EXERCISE DIRECTIONS:
Beneath this task is a listing. Count its lines that contain "EKİP" and answer with the number only.

================================

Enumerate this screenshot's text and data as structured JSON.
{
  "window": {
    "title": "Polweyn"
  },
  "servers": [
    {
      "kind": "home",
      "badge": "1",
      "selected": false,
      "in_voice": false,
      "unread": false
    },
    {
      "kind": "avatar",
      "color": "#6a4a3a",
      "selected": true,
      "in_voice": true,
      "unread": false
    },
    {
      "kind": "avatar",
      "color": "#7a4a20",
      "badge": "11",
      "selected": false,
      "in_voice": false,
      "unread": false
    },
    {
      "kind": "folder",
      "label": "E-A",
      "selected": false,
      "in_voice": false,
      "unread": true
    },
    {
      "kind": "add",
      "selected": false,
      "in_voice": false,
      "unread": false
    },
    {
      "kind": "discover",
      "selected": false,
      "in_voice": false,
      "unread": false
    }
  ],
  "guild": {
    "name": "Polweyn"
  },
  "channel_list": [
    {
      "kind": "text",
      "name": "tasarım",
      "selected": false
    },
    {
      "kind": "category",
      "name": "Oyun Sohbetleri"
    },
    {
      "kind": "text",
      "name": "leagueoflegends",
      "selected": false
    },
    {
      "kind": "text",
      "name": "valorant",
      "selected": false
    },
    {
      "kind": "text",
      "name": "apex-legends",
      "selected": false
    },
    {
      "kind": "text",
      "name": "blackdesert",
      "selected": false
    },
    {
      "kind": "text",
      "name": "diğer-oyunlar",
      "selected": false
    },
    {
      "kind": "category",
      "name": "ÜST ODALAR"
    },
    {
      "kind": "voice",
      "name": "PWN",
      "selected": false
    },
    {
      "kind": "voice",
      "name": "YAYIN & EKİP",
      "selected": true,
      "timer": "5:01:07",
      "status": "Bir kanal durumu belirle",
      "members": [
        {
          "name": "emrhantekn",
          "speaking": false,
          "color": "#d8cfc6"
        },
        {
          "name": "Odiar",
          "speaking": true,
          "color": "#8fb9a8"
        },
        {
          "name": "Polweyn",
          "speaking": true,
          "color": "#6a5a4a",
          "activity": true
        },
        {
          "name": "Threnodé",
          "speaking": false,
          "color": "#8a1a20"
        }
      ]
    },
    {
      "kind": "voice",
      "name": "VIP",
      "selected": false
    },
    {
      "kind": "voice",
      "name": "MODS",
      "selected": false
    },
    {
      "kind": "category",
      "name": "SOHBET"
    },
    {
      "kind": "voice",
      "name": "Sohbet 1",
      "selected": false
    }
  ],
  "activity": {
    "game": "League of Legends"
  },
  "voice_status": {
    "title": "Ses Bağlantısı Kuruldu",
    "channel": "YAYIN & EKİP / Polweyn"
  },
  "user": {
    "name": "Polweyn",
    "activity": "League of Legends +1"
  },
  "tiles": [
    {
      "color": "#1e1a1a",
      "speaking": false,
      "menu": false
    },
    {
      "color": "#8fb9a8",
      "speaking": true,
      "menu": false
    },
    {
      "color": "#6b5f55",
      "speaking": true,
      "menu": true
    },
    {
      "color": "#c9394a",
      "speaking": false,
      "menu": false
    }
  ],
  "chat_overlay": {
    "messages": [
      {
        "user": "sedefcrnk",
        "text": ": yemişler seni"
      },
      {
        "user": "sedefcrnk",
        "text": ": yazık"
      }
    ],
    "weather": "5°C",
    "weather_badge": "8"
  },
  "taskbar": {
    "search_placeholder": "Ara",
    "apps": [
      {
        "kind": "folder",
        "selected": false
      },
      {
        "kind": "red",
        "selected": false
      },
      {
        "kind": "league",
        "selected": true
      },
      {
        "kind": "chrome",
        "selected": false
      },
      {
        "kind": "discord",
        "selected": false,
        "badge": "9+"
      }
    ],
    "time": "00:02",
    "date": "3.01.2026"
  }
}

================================

ANSWER SECTION:
2